“fundamentalist: The word gained usage in an early 20th century fundamentalist-modernist controversy within Protestantism. In recent years, however, fundamentalist has to a large extent taken on pejorative connotations except when applied to groups that stress strict, literal interpretations of Scripture and separation from other Christians.
“In general, do not use fundamentalist unless a group applies the word to itself.”
Before we get to an amazingly candid recent use of this term in The Washington Post, let's pause once again to reflect on the following wisdom from one of America's top scholars on religion and philosophy, drawn from one of my "On Religion" columns ("Define fundamentalist, please").
Trust me, this material will be relevant a few paragraphs from now. Why do journalists misuse this term so often?
The problem is that religious authorities -- the voices journalists quote -- keep pinning this label on others. Thus, one expert's "evangelical" is another's "fundamentalist." ...

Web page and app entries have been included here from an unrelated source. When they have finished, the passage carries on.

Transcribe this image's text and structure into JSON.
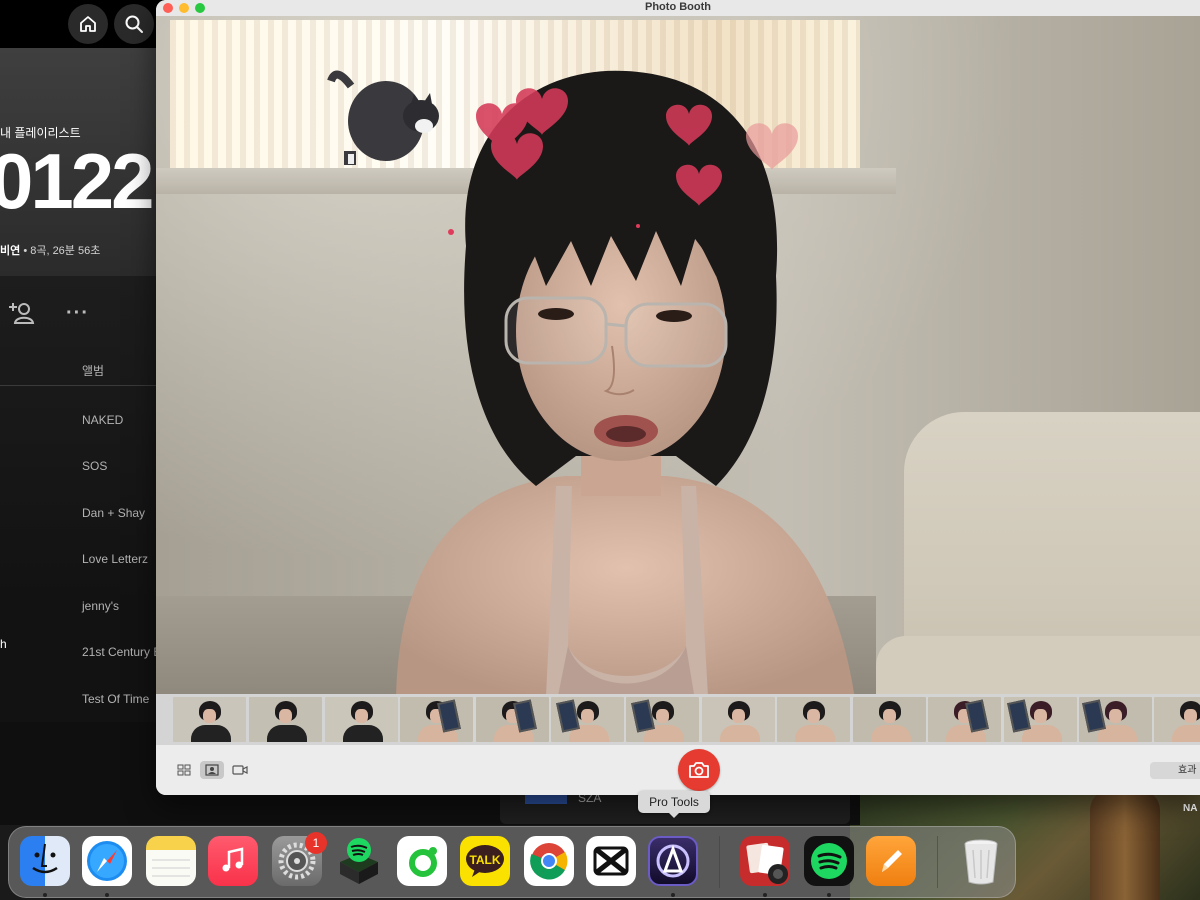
{
  "spotify": {
    "playlist_kind": "내 플레이리스트",
    "playlist_title": "0122",
    "owner_fragment": "비연",
    "meta": "• 8곡, 26분 56초",
    "more_label": "···",
    "column_album": "앨범",
    "albums": [
      "NAKED",
      "SOS",
      "Dan + Shay",
      "Love Letterz",
      "jenny's",
      "21st Century B",
      "Test Of Time"
    ],
    "row_fragment": "h",
    "card_artist": "SZA"
  },
  "photo_booth": {
    "window_title": "Photo Booth",
    "effects_label": "효과",
    "tooltip": "Pro Tools"
  },
  "dock": {
    "items": [
      "Finder",
      "Safari",
      "Notes",
      "Music",
      "System Settings",
      "Spotify Installer",
      "Naver Whale",
      "KakaoTalk",
      "Google Chrome",
      "CapCut",
      "Pro Tools",
      "Photo Booth",
      "Spotify",
      "Pages",
      "Trash"
    ],
    "settings_badge": "1",
    "talk_label": "TALK"
  },
  "wallpaper": {
    "label": "NA"
  },
  "colors": {
    "shutter": "#e63b30",
    "spotify_green": "#1ed760",
    "badge": "#e8332b"
  }
}
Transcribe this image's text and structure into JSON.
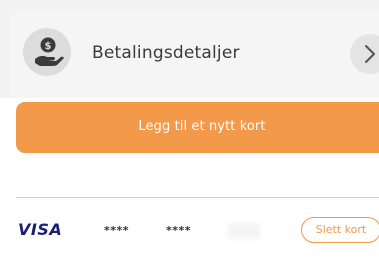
{
  "header": {
    "title": "Betalingsdetaljer",
    "icon": "hand-coin-icon",
    "chevron_icon": "chevron-right-icon"
  },
  "actions": {
    "add_card_label": "Legg til et nytt kort"
  },
  "card": {
    "brand": "VISA",
    "mask_1": "****",
    "mask_2": "****",
    "mask_3": "****",
    "delete_label": "Slett kort"
  },
  "colors": {
    "accent": "#f2994a",
    "visa_blue": "#1a1f71",
    "header_bg": "#f5f5f5",
    "icon_bg": "#dcdcdc"
  }
}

Anyone who expects scholars to stand strong and defend a basic, historic definition will be disappointed. As philosopher Alvin Plantinga of the University of Notre Dame once quipped, among academics "fundamentalist" has become a "term of abuse or disapprobation" that most often resembles the casual semi-curse, "sumbitch."

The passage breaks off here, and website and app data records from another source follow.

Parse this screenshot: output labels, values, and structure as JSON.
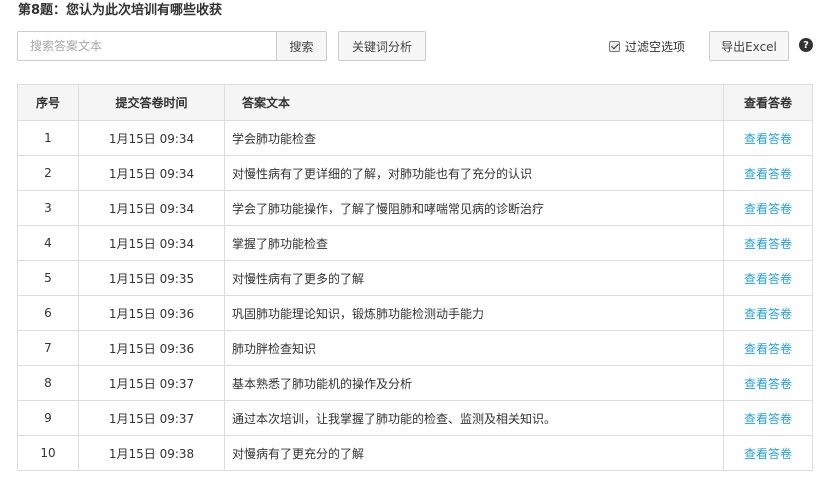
{
  "question_title": "第8题：您认为此次培训有哪些收获",
  "toolbar": {
    "search_placeholder": "搜索答案文本",
    "search_button": "搜索",
    "keyword_button": "关键词分析",
    "filter_label": "过滤空选项",
    "filter_checked": true,
    "export_button": "导出Excel",
    "help_symbol": "?"
  },
  "table": {
    "headers": {
      "num": "序号",
      "time": "提交答卷时间",
      "answer": "答案文本",
      "view": "查看答卷"
    },
    "rows": [
      {
        "num": "1",
        "time": "1月15日 09:34",
        "answer": "学会肺功能检查",
        "view": "查看答卷"
      },
      {
        "num": "2",
        "time": "1月15日 09:34",
        "answer": "对慢性病有了更详细的了解，对肺功能也有了充分的认识",
        "view": "查看答卷"
      },
      {
        "num": "3",
        "time": "1月15日 09:34",
        "answer": "学会了肺功能操作，了解了慢阻肺和哮喘常见病的诊断治疗",
        "view": "查看答卷"
      },
      {
        "num": "4",
        "time": "1月15日 09:34",
        "answer": "掌握了肺功能检查",
        "view": "查看答卷"
      },
      {
        "num": "5",
        "time": "1月15日 09:35",
        "answer": "对慢性病有了更多的了解",
        "view": "查看答卷"
      },
      {
        "num": "6",
        "time": "1月15日 09:36",
        "answer": "巩固肺功能理论知识，锻炼肺功能检测动手能力",
        "view": "查看答卷"
      },
      {
        "num": "7",
        "time": "1月15日 09:36",
        "answer": "肺功胖检查知识",
        "view": "查看答卷"
      },
      {
        "num": "8",
        "time": "1月15日 09:37",
        "answer": "基本熟悉了肺功能机的操作及分析",
        "view": "查看答卷"
      },
      {
        "num": "9",
        "time": "1月15日 09:37",
        "answer": "通过本次培训，让我掌握了肺功能的检查、监测及相关知识。",
        "view": "查看答卷"
      },
      {
        "num": "10",
        "time": "1月15日 09:38",
        "answer": "对慢病有了更充分的了解",
        "view": "查看答卷"
      }
    ]
  }
}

"Still, there is a bit more to the meaning. ... In addition to its emotive force, it does have some cognitive content, and ordinarily denotes relatively conservative theological views," noted Plantinga, in an Oxford Press publication. "That makes it more like 'stupid sumbitch.' ... Its cognitive content is given by the phrase 'considerably to the right, theologically speaking, of me and my enlightened friends.' "
With that in mind, consider the following from a PostEverything essay by Jessica Bennett, who is described simply as a "New York-based journalist who covers gender issues and culture." This is long, but you need to see the context:

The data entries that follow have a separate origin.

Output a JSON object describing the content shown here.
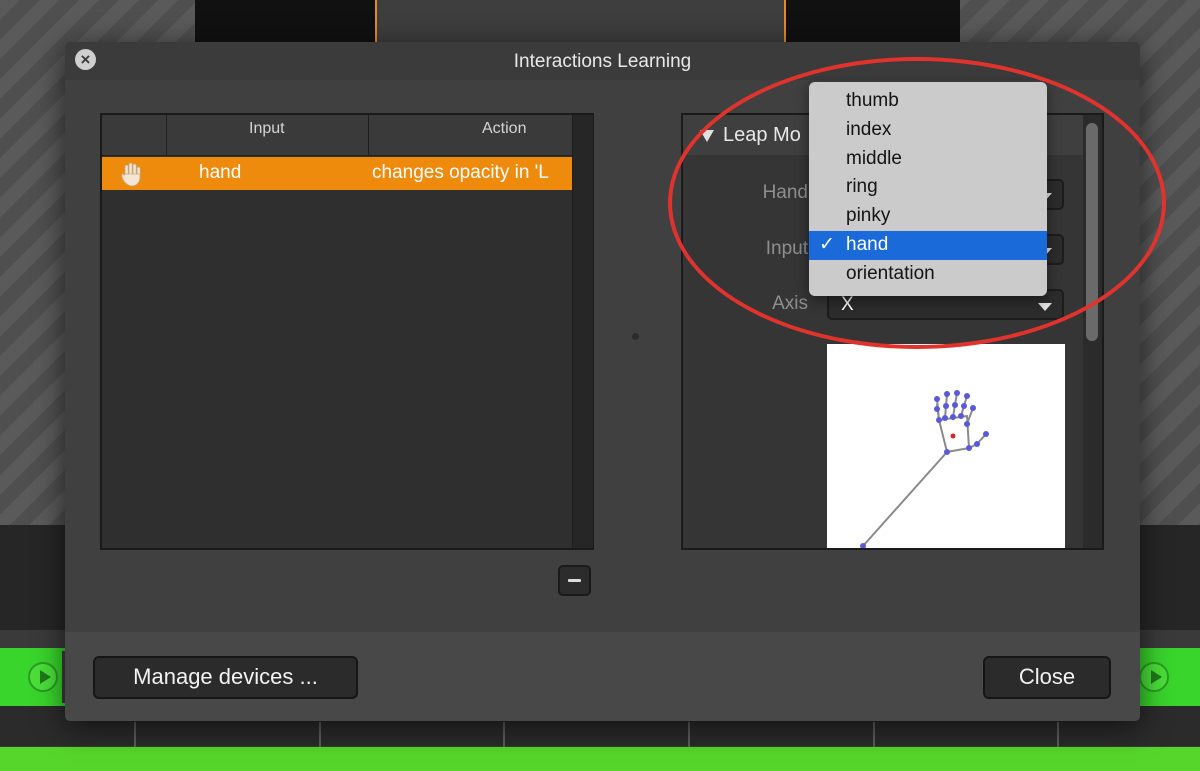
{
  "dialog": {
    "title": "Interactions Learning"
  },
  "table": {
    "columns": [
      "Input",
      "Action"
    ],
    "rows": [
      {
        "input": "hand",
        "action": "changes opacity in 'L",
        "icon": "hand-icon",
        "selected": true
      }
    ]
  },
  "device_panel": {
    "title": "Leap Mo",
    "hand_label": "Hand",
    "input_label": "Input",
    "axis_label": "Axis",
    "axis_value": "X"
  },
  "input_menu": {
    "items": [
      "thumb",
      "index",
      "middle",
      "ring",
      "pinky",
      "hand",
      "orientation"
    ],
    "selected": "hand",
    "check_mark": "✓"
  },
  "footer": {
    "manage_devices_label": "Manage devices ...",
    "close_label": "Close"
  },
  "colors": {
    "selection_orange": "#ef8b0c",
    "menu_highlight": "#1a6ad9",
    "annotation_red": "#e0332e",
    "timeline_green": "#39d42c"
  }
}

My first assignment as a journalist -- as an intern at a now-defunct Seattle daily -- was a front-page story about the 2003 court ruling that legalized gay marriage in Canada. I was 19, and picked a fight with my editor after being asked to call a fundamentalist wackjob for “an anti-marriage quote” -- you know, to show we were objective. (I lost.)
Later, as a cub reporter at the Boston Globe, I covered the first gay marriages out of Massachusetts, the first state to go legal, as well as attempts by local districts to block it.
I covered gay marriage in New York. I produced a video series about the battle over Proposition 8. I won a GLAAD award for my coverage of LGBT seniors, and the challenges faced by people aging without legal marriage rights. At Newsweek, where I was a staff writer, I picked another fight with an editor, when asked again to insert an anti-marriage quote -- this time for an article I was writing about a new generation of gay activists. I argued again. This time I won.
Now, I do not think that AP style discusses the precise meaning of the term "wackjob" (definitions here) when attached to the historical Protestant term "fundamentalist." I think it is safe to say that this reference -- the latest in Kellerism lingo -- represents a major breakthrough in candor in the coming age of new European model of the press journalism here in America.
Is it safe to say that this reporter would have trouble accurately and fairly covering the beliefs of wackjob fundamentalists such as Billy Graham, Pope Francis, the Dalai Lama and millions of other religious believers?
This was in an opinion piece, of course. The implication -- read that passage again -- is that this policy of ignoring the other side of these crucial religious-liberty debates is the norm for GLAAD-endorsed coverage of LGBT issues?